Statistics and Its Interface
Volume 13 (2020)
Statistical methods for quantifying between-study heterogeneity in meta-analysis with focus on rare binary events
Pages: 449 – 464

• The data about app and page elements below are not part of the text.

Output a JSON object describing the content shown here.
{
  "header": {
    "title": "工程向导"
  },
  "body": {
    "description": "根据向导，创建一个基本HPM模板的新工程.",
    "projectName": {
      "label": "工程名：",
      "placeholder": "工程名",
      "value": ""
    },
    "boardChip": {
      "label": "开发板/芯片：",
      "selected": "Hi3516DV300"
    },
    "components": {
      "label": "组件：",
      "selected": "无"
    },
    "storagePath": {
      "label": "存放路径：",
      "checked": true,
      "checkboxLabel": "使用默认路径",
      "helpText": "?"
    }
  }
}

Meta-analysis, the statistical procedure for combining results from multiple independent studies, has been widely used in medical research to evaluate intervention efficacy and drug safety. In many practical situations, treatment effects vary notably among the collected studies, and the variation, often modeled by the between-study variance parameter $\tau^2$, can greatly affect the inference of the overall effect size. In the past, comparative studies have been conducted for both point and interval estimation of $\tau^2$. However, most are incomplete, only including a limited subset of existing methods, and some are outdated. Further, none of the studies covers descriptive measures for assessing the level of heterogeneity. Nor are they focused on rare binary events that require special attention. We summarize by far the most comprehensive set including 11 descriptive measures, 23 estimators, and 16 confidence intervals. In addition to providing synthesized information, we further categorize these methods according to their key features. We then evaluate their performance based on simulation studies that examine various realistic scenarios for rare binary events, with an illustration using a data example of a gestational diabetes meta-analysis. We conclude that there is no uniformly “best” method. However, methods with consistently better performance do exist in the context of rare binary events, and we provide practical guidelines based on numerical evidences.

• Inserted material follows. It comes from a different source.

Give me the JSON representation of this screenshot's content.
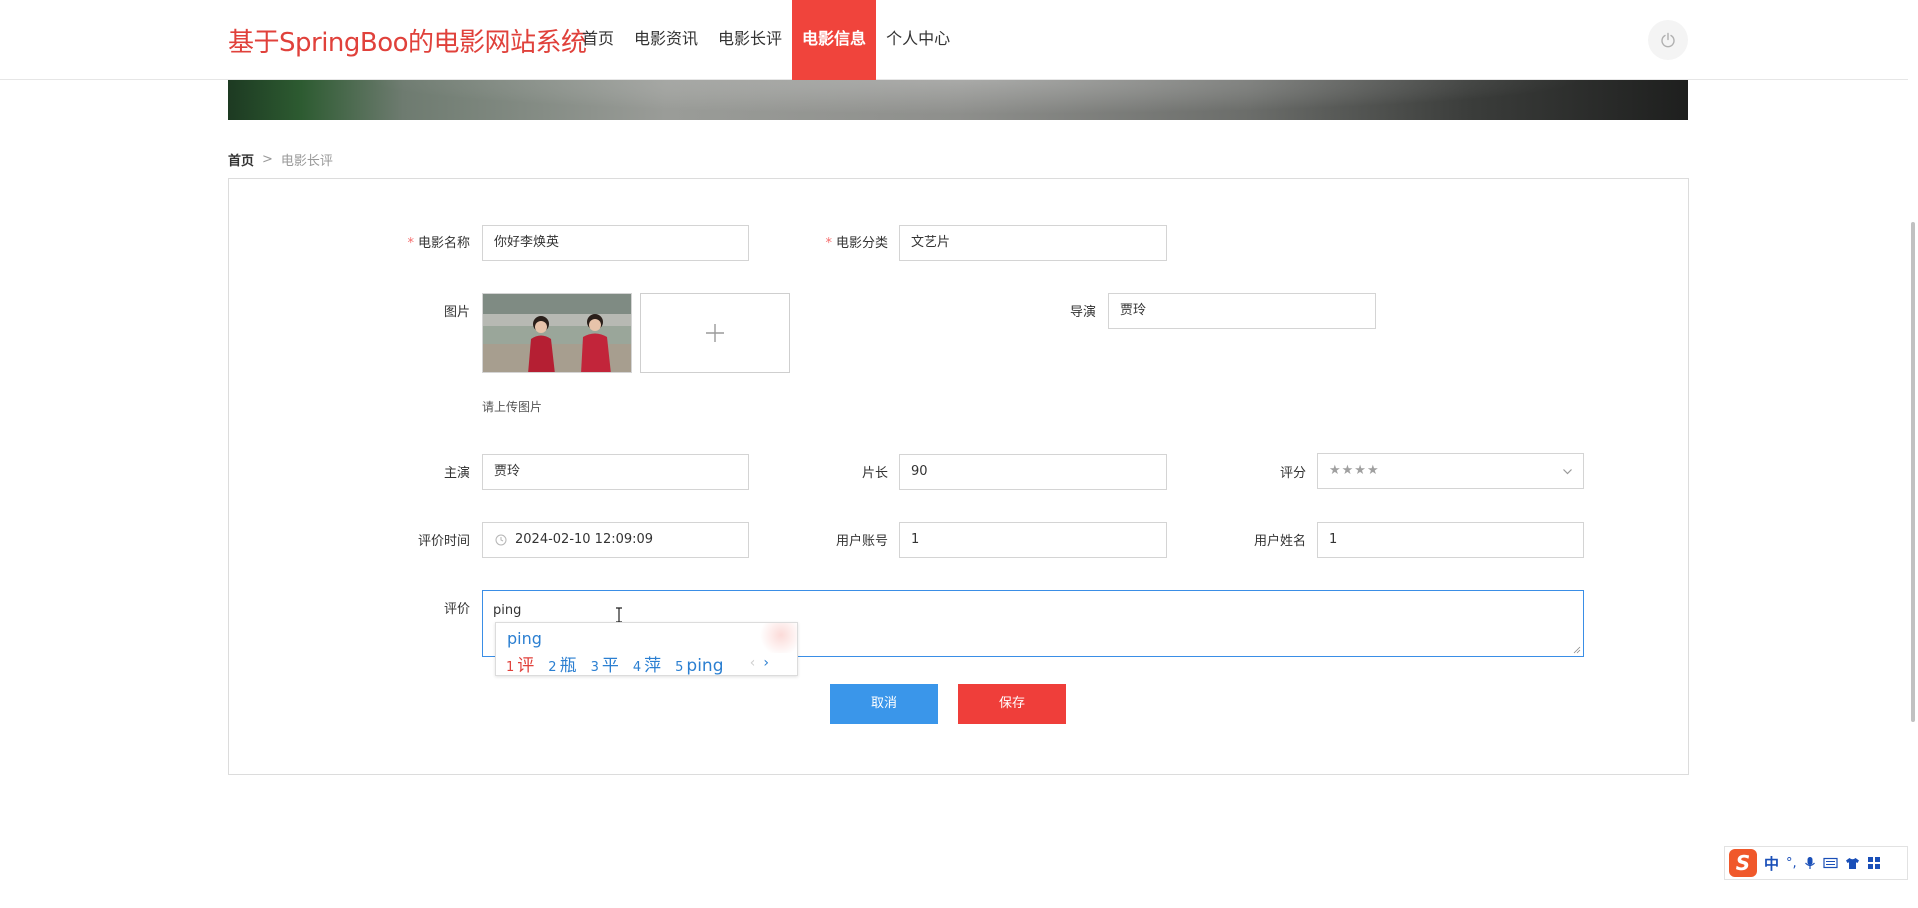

bias, confidence interval, coverage probability, DerSimonian and Laird, fixed effect, odds ratio, mean squared error, $Q$-statistic, random effects
The third-named author’s research was partially supported by NIH Grant R15GM131390.
Received 11 August 2019
Accepted 20 March 2020
Published 31 July 2020